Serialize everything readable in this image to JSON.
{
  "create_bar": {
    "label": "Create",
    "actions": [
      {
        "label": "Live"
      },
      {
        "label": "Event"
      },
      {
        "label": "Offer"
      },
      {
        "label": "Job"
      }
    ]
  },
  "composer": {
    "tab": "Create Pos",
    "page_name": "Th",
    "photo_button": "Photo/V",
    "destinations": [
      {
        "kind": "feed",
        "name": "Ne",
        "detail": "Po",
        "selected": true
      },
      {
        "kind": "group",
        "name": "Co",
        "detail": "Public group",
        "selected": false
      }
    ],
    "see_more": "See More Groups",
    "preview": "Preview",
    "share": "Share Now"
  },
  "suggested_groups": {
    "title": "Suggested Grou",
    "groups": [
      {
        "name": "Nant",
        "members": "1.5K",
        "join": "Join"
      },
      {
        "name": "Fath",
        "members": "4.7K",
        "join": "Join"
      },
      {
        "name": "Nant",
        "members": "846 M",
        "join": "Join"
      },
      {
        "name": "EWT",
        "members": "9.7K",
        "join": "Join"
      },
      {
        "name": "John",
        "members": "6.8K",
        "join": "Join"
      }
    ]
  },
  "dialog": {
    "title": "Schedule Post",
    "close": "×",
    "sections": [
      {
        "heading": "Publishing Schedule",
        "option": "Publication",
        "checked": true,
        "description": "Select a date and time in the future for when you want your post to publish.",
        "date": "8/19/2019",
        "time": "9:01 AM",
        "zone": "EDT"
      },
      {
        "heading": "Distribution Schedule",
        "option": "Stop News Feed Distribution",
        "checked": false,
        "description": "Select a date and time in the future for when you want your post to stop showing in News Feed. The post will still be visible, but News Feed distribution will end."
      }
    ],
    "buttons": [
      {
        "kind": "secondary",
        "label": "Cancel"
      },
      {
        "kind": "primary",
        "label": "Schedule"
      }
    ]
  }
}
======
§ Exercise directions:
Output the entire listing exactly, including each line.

§ Result of the exercise:
Serialize everything readable in this image to JSON.
{
  "create_bar": {
    "label": "Create",
    "actions": [
      {
        "label": "Live"
      },
      {
        "label": "Event"
      },
      {
        "label": "Offer"
      },
      {
        "label": "Job"
      }
    ]
  },
  "composer": {
    "tab": "Create Pos",
    "page_name": "Th",
    "photo_button": "Photo/V",
    "destinations": [
      {
        "kind": "feed",
        "name": "Ne",
        "detail": "Po",
        "selected": true
      },
      {
        "kind": "group",
        "name": "Co",
        "detail": "Public group",
        "selected": false
      }
    ],
    "see_more": "See More Groups",
    "preview": "Preview",
    "share": "Share Now"
  },
  "suggested_groups": {
    "title": "Suggested Grou",
    "groups": [
      {
        "name": "Nant",
        "members": "1.5K",
        "join": "Join"
      },
      {
        "name": "Fath",
        "members": "4.7K",
        "join": "Join"
      },
      {
        "name": "Nant",
        "members": "846 M",
        "join": "Join"
      },
      {
        "name": "EWT",
        "members": "9.7K",
        "join": "Join"
      },
      {
        "name": "John",
        "members": "6.8K",
        "join": "Join"
      }
    ]
  },
  "dialog": {
    "title": "Schedule Post",
    "close": "×",
    "sections": [
      {
        "heading": "Publishing Schedule",
        "option": "Publication",
        "checked": true,
        "description": "Select a date and time in the future for when you want your post to publish.",
        "date": "8/19/2019",
        "time": "9:01 AM",
        "zone": "EDT"
      },
      {
        "heading": "Distribution Schedule",
        "option": "Stop News Feed Distribution",
        "checked": false,
        "description": "Select a date and time in the future for when you want your post to stop showing in News Feed. The post will still be visible, but News Feed distribution will end."
      }
    ],
    "buttons": [
      {
        "kind": "secondary",
        "label": "Cancel"
      },
      {
        "kind": "primary",
        "label": "Schedule"
      }
    ]
  }
}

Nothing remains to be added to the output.